Another version post, but I'm going to focus on some challenges for testing.
Pattern one I see: tags specify the version. These tags can show up on any branch and they can even encode which environment CD installs to. This is nice when you only want to test at predefined times. If you have all testing automated this is not a bad choice.
I work in a less than ideal world and I'm promoting QA getting their hands on changes sooner. But there is a catch. QA is usually expected to go through and document their test efforts noting version and environment. Similarly I want to know the features tested exists in a particular version. So let me explain what I have tried.
Every commit produces a unique hash to representing the current state of the repo. This is the ultimate in version identification, however there is no encoded info about its relation of one hash and another.
This makes the hash important, but not good as a version number.
Git allows for a named reference to a commit and calls it a tag. It can basically be anything but choosing 'v1.8.6' allows for creating a version tree.
There is only a versioned build when a tag is added. The CI installs each commit push to an environment and runs tests, this isn't a big problem, but if the environment is then used in some manual verification the dev pushes an update and states the issue was fixed.
Ideally this would be reviewed in short order. However it may not get looked at until after development pushes several additional changes. Now do these builds include the original item to test? If you check version it will be the same as the others.
Git has a command which uses the tag to describe the current state.
$ git describe
This provides the latest tag and the number of commits since that tag. If we tag with just the first two numbers and combine it with the count we get the nice 3 digit version.
No. This will duplicate versions as you branch, however for a single branch with protection it will be unique.
It also causes two builds with different versions if you don't push the tag with the commit.
This breaks semantic versioning, well sort of. You still have control over when the major and minor tags are added. You could add the new tag to a branch, but that would mean you know which feature is coming in first.
The other side is if I'm testing a build and approve it for production a build off a new tag means I'll need to have at least some additional testing or review.
This is actually much harder because tooling isn't built to query history like this. Trying to count the number of commits since a tag is hard at best, especially with merges.
I generally use the build pipeline for recent builds. Otherwise keeping the hash available is valuable for this.
Revisiting this topic we can take advantage of some additional semantic meaning.

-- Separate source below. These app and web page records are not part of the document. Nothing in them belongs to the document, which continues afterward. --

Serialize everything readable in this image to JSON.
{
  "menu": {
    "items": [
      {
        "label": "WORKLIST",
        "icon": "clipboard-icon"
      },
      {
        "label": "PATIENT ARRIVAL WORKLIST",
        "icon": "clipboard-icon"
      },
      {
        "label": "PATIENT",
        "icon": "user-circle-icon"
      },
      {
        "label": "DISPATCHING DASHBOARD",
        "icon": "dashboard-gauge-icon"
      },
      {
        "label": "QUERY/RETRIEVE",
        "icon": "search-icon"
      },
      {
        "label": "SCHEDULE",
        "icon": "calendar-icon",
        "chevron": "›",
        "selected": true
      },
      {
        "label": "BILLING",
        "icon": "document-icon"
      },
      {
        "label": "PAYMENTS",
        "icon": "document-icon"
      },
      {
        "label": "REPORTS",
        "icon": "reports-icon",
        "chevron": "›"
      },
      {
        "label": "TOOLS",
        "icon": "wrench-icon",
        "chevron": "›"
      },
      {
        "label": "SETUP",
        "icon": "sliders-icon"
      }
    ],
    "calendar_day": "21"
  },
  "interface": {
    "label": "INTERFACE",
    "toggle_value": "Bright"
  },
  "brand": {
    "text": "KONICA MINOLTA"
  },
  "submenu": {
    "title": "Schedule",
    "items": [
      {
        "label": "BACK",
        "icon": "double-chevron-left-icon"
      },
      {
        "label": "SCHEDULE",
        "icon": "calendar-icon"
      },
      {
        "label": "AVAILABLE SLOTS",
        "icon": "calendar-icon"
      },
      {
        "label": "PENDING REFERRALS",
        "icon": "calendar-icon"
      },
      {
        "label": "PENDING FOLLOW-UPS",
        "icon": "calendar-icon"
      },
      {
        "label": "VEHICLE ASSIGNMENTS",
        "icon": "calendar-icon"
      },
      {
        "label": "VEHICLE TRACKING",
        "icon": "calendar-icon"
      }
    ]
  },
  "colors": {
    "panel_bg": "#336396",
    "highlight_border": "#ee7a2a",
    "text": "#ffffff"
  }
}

Rather than placing the build count on the patch version, it can be added to the pre-release.
Now we have a version which is incremental, controlled patch versions, and git hash meta data.
I have chosen to mark the pre-release as 'after' to state this build is newer even though semantic parsing will claim it is older. It would be nice to have this concept accepted into semantic scheme.
Similarly if the tag is
The commit count can be added to the alpha count
Using the git describe for building in the version allows for changing versions for every commit.
Semantic versioning provides additional meta information to include additional details about the git commit.